##### Dataset records #####

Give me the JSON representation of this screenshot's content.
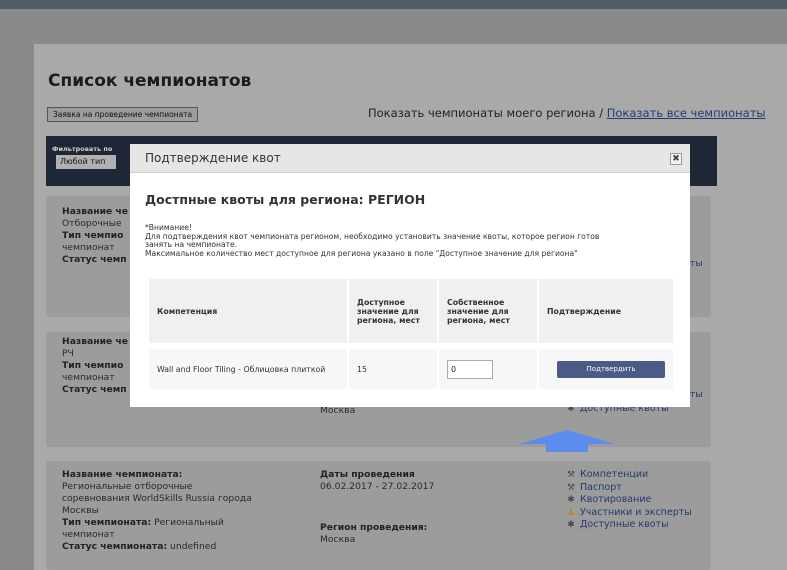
{
  "page": {
    "title": "Список чемпионатов",
    "request_button": "Заявка на проведение чемпионата",
    "show_my_region": "Показать чемпионаты моего региона",
    "separator": " / ",
    "show_all": "Показать все чемпионаты",
    "filter_label": "Фильтровать по",
    "filter_select": "Любой тип че"
  },
  "cards": [
    {
      "name_label": "Название че",
      "name_value": "Отборочные",
      "type_label": "Тип чемпио",
      "type_value": "чемпионат",
      "status_label": "Статус чемп",
      "right_text": "ты"
    },
    {
      "name_label": "Название че",
      "name_value": "РЧ",
      "type_label": "Тип чемпио",
      "type_value": "чемпионат",
      "status_label": "Статус чемп",
      "region_value": "Москва",
      "right_text": "ты",
      "quota_link": "Доступные квоты"
    },
    {
      "name_label": "Название чемпионата:",
      "name_lines": [
        "Региональные отборочные",
        "соревнования WorldSkills Russia города",
        "Москвы"
      ],
      "type_label": "Тип чемпионата:",
      "type_inline": " Региональный",
      "type_line2": "чемпионат",
      "status_label": "Статус чемпионата:",
      "status_value": " undefined",
      "dates_label": "Даты проведения",
      "dates_value": "06.02.2017 - 27.02.2017",
      "region_label": "Регион проведения:",
      "region_value": "Москва",
      "links": [
        "Компетенции",
        "Паспорт",
        "Квотирование",
        "Участники и эксперты",
        "Доступные квоты"
      ]
    }
  ],
  "modal": {
    "title": "Подтверждение квот",
    "close_symbol": "✖",
    "heading": "Достпные квоты для региона: РЕГИОН",
    "note": [
      "*Внимание!",
      "Для подтверждения квот чемпионата регионом, необходимо установить значение квоты, которое регион готов",
      "занять на чемпионате.",
      "Максимальное количество мест доступное для региона указано в поле \"Доступное значение для региона\""
    ],
    "table": {
      "headers": [
        "Компетенция",
        "Доступное значение для региона, мест",
        "Собственное значение для региона, мест",
        "Подтверждение"
      ],
      "rows": [
        {
          "competence": "Wall and Floor Tiling - Облицовка плиткой",
          "available": "15",
          "own_value": "0",
          "button": "Подтвердить"
        }
      ]
    }
  },
  "icons": {
    "wrench": "wrench-icon",
    "gear": "gear-icon",
    "person": "person-icon",
    "close": "close-icon",
    "arrow": "up-arrow-icon"
  },
  "colors": {
    "accent": "#4b5a86",
    "link": "#233c6a",
    "arrow": "#5b8def",
    "filter_bg": "#1e2736"
  }
}
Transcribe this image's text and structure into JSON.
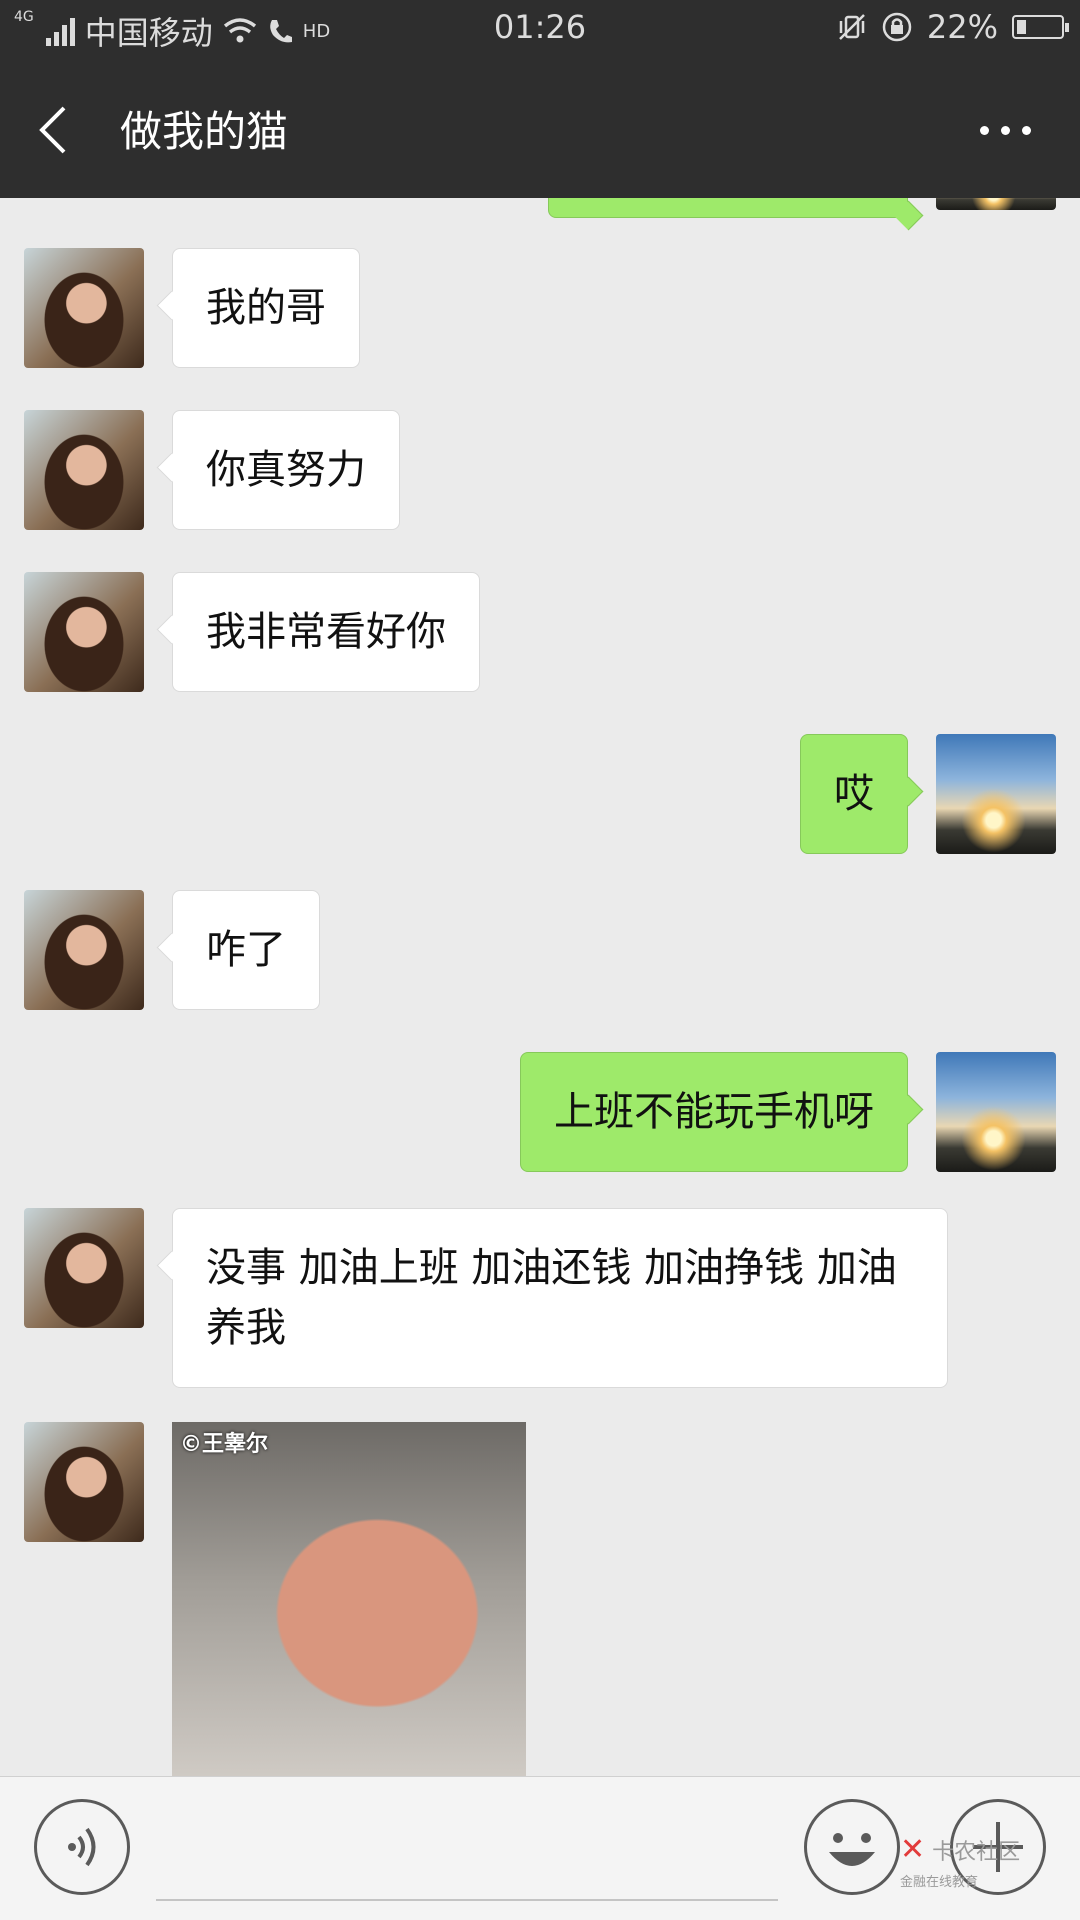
{
  "status_bar": {
    "network": "4G",
    "carrier": "中国移动",
    "hd": "HD",
    "time": "01:26",
    "battery_percent": "22%",
    "battery_level": 0.22
  },
  "header": {
    "title": "做我的猫",
    "back_icon": "chevron-left-icon",
    "more_icon": "more-dots-icon"
  },
  "messages": [
    {
      "side": "in",
      "text": "我的哥"
    },
    {
      "side": "in",
      "text": "你真努力"
    },
    {
      "side": "in",
      "text": "我非常看好你"
    },
    {
      "side": "out",
      "text": "哎"
    },
    {
      "side": "in",
      "text": "咋了"
    },
    {
      "side": "out",
      "text": "上班不能玩手机呀"
    },
    {
      "side": "in",
      "text": "没事 加油上班 加油还钱 加油挣钱 加油养我"
    },
    {
      "side": "in",
      "type": "sticker",
      "watermark": "©王睾尔"
    }
  ],
  "input_bar": {
    "voice_icon": "voice-icon",
    "emoji_icon": "emoji-icon",
    "plus_icon": "plus-icon",
    "text_value": ""
  },
  "watermark": {
    "text": "卡农社区",
    "sub": "金融在线教育"
  },
  "colors": {
    "bar": "#2e2e2e",
    "background": "#ebebeb",
    "bubble_out": "#9eea6a",
    "bubble_in": "#ffffff"
  }
}
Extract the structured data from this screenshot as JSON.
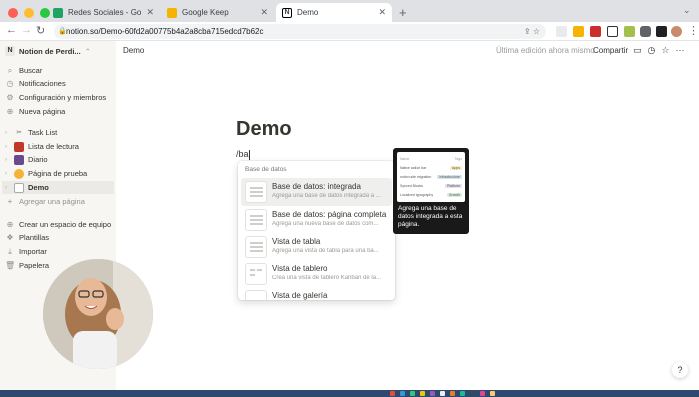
{
  "browser": {
    "tabs": [
      {
        "label": "Redes Sociales - Google Drive",
        "color": "#1fa463",
        "active": false
      },
      {
        "label": "Google Keep",
        "color": "#f6b400",
        "active": false
      },
      {
        "label": "Demo",
        "color": "#000000",
        "active": true
      }
    ],
    "url": "notion.so/Demo-60fd2a00775b4a2a8cba715edcd7b62c"
  },
  "sidebar": {
    "workspace": "Notion de Perdi...",
    "top_items": [
      "Buscar",
      "Notificaciones",
      "Configuración y miembros",
      "Nueva página"
    ],
    "pages": [
      "Task List",
      "Lista de lectura",
      "Diario",
      "Página de prueba",
      "Demo"
    ],
    "add_page": "Agregar una página",
    "bottom_items": [
      "Crear un espacio de equipo",
      "Plantillas",
      "Importar",
      "Papelera"
    ]
  },
  "topbar": {
    "breadcrumb": "Demo",
    "edited": "Última edición ahora mismo",
    "share": "Compartir"
  },
  "page": {
    "title": "Demo",
    "command": "/ba"
  },
  "menu": {
    "header": "Base de datos",
    "items": [
      {
        "title": "Base de datos: integrada",
        "desc": "Agrega una base de datos integrada a ..."
      },
      {
        "title": "Base de datos: página completa",
        "desc": "Agrega una nueva base de datos com..."
      },
      {
        "title": "Vista de tabla",
        "desc": "Agrega una vista de tabla para una ba..."
      },
      {
        "title": "Vista de tablero",
        "desc": "Crea una vista de tablero Kanban de la..."
      },
      {
        "title": "Vista de galería",
        "desc": ""
      }
    ]
  },
  "preview": {
    "text": "Agrega una base de datos integrada a esta página.",
    "header": [
      "Name",
      "Tags"
    ],
    "rows": [
      {
        "name": "Native action bar",
        "tag": "Apps"
      },
      {
        "name": "notion.site migration",
        "tag": "Infrastructure"
      },
      {
        "name": "Synced Blocks",
        "tag": "Platform"
      },
      {
        "name": "Localized typography",
        "tag": "Growth"
      }
    ]
  },
  "help": "?"
}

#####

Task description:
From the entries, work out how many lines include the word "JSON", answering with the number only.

Written response:
3